[Page and application data records]
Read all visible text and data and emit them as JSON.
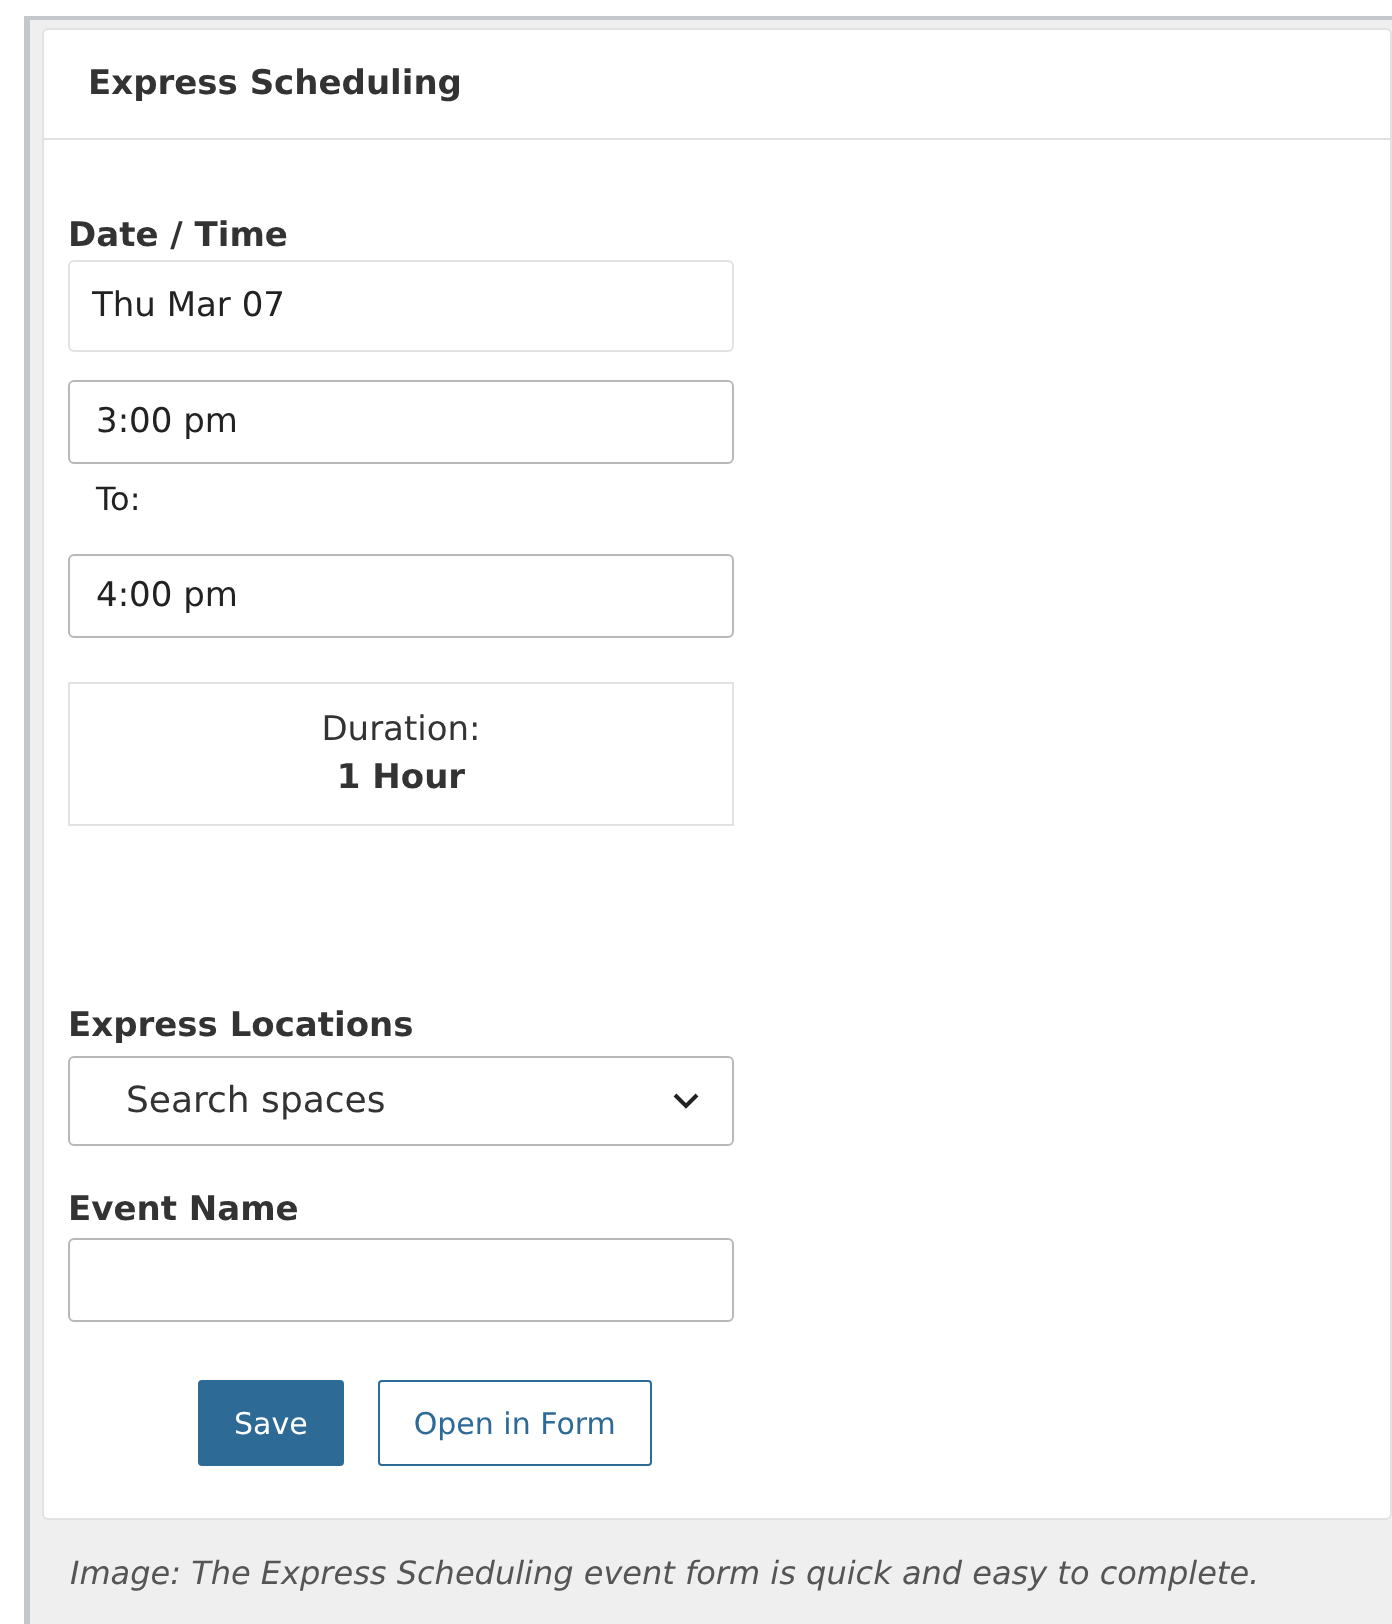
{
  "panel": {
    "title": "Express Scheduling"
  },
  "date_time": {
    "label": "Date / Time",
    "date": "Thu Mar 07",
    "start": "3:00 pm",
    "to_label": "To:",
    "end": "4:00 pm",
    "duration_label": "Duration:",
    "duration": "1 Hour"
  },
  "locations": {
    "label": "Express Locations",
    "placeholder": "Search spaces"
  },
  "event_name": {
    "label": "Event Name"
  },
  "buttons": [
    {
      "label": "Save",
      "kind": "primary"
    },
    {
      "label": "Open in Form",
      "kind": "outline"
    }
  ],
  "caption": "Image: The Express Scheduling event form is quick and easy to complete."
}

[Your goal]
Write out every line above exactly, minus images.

[The completed task]
Read all visible text and data and emit them as JSON.
{
  "panel": {
    "title": "Express Scheduling"
  },
  "date_time": {
    "label": "Date / Time",
    "date": "Thu Mar 07",
    "start": "3:00 pm",
    "to_label": "To:",
    "end": "4:00 pm",
    "duration_label": "Duration:",
    "duration": "1 Hour"
  },
  "locations": {
    "label": "Express Locations",
    "placeholder": "Search spaces"
  },
  "event_name": {
    "label": "Event Name"
  },
  "buttons": [
    {
      "label": "Save",
      "kind": "primary"
    },
    {
      "label": "Open in Form",
      "kind": "outline"
    }
  ],
  "caption": "Image: The Express Scheduling event form is quick and easy to complete."
}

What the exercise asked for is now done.